What to do:
When a line of the entries below contains "down", it counts once; state how many such lines there are and nothing else.

Data extracted from a collection:
========

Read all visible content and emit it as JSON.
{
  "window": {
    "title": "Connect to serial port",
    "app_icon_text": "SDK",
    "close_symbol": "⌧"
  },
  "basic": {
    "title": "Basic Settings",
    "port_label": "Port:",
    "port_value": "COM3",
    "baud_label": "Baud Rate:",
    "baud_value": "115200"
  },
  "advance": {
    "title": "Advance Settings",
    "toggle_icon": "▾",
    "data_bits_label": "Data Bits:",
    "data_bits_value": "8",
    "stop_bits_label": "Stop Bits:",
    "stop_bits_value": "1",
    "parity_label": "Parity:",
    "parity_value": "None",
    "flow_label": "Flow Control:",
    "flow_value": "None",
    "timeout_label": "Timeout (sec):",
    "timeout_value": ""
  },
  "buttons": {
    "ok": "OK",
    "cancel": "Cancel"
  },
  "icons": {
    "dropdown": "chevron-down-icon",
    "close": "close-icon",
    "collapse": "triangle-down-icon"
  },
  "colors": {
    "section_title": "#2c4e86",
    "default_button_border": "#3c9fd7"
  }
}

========

Response to the task:
2